Since the Jack-in-the-Box tragedy so many years ago involving E. coli O157:H7, USDA pathogen reduction initiatives have come and gone with some regularity. A few, though introduced with much fanfare in their day, were so flawed that they were effectively dead on arrival. They were inert. Not much more than words on paper. Not all, but at least a couple in the early days after the tragedy. It wasn’t that intentions were wrong on the part of USDA or the industry, but the so-called “war on pathogens” brought USDA and the industry up against a formidable enemy on a battlefield that has belonged to that enemy since time began.
So, is it hubris for USDA officials to stand up today and say to the poultry industry about salmonella reduction, ‘We have the answers. The battle is ours’? We’ve heard that clarion before, though perhaps with less steel than this time around.
USDA’s Under Secretary for Food Safety recently said, “We’ve got a new Administrator, a new Deputy Administrator, a new Under Secretary and a new Secretary, and we believe strongly that it is going to happen this time.” Of course, the “it” to which Dr. Richard Raymond refers is salmonella reduction.
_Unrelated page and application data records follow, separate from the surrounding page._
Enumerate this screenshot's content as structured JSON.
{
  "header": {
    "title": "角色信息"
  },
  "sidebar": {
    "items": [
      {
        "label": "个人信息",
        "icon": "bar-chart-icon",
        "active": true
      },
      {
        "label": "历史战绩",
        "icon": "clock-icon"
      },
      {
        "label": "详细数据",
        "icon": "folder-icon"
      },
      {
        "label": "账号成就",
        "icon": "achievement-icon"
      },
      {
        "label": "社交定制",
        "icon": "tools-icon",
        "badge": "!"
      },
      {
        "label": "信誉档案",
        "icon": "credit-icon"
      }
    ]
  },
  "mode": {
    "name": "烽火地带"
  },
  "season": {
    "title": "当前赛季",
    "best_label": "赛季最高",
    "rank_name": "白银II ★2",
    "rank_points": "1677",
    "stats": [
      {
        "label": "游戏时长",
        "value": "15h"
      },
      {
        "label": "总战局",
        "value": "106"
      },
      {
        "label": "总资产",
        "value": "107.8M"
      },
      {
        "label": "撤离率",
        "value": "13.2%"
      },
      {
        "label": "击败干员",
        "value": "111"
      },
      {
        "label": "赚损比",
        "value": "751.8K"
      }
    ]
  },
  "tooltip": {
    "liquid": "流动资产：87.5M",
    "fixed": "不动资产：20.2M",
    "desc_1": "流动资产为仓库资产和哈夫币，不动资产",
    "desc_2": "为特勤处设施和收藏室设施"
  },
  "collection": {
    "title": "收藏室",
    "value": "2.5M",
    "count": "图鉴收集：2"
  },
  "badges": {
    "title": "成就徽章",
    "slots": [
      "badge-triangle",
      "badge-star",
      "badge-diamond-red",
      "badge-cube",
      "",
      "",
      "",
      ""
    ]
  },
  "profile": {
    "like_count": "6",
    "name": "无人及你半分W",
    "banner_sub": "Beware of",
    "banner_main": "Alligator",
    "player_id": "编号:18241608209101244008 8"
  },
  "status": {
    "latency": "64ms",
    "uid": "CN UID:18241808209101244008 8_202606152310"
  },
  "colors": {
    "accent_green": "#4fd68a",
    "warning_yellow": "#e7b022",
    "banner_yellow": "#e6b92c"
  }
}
And he continued, “And we’re going to tell you how, and we’re going to tell you why.” I must admit that this last utterance left me musing, “Oh, really?”
Can FSIS bring the approach that worked to reduce E. coli O157:H7 in beef to the poultry industry and make it work to reduce salmonella? The inputs, rearing programs, processes and animals are dissimilar in the two industries.
Speaking on the same podium as the Under Secretary, Richard Roop, senior vice president of science and regulatory affairs for Tyson Foods, put his finger on a central problem that has plagued past pathogen reduction campaigns. Processing factors that USDA addresses in its regulations haven’t made a difference on the pathogen battlefield. Dr. Roop, for example, exposed a fallacious tenet of the Pathogen Reduction/HACCP rule – that fecal contamination is a major vehicle for spreading pathogenic organisms such as salmonella in poultry. Equally fallacious was the rule’s reliance on fecal contamination being a reliable indicator of the likely presence of microbial pathogens. He cited well-known research studies to support these points.
“I think the important point here is that it’s important to focus on visible fecal contamination from a quality and a regulatory standpoint, but don’t focus on visible fecal contamination in an effort to reduce salmonella,” Dr. Roop concluded.
So where can our common enemy, salmonella, be effectively engaged? This, in fact, is where my outlook on the new salmonella reduction initiative turns hopeful – if not positive. It appears that FSIS officials seem to believe that their “answers” lie in creating the regulatory atmosphere where individual companies and plants have an incentive to find the answers. This approach recognizes the complexities involved in producing poultry and the differences among the industry’s products, processes and plants.
There are other issues, however, that are of concern about the agency’s approach, and one was touched on by Randy Huffman, vice president of scientific affairs for the American Meat Institute Foundation. He provided insight from the beef industry’s experience that may be of value to the poultry industry and FSIS.
Dr. Huffman noted, “Better data about processes will lead to more effective control measures, and these data can be used to verify that best practices are working.”
At the same time, the agency isn’t hiding the fact that it intends to keep the pressure on industry in order to drive change – partly by releasing various performance data to the public. Fostering openness and data sharing on the part of industry is not compatible with applying pressure – especially when the agency has already stated one of its tactics will be to use data as a stick.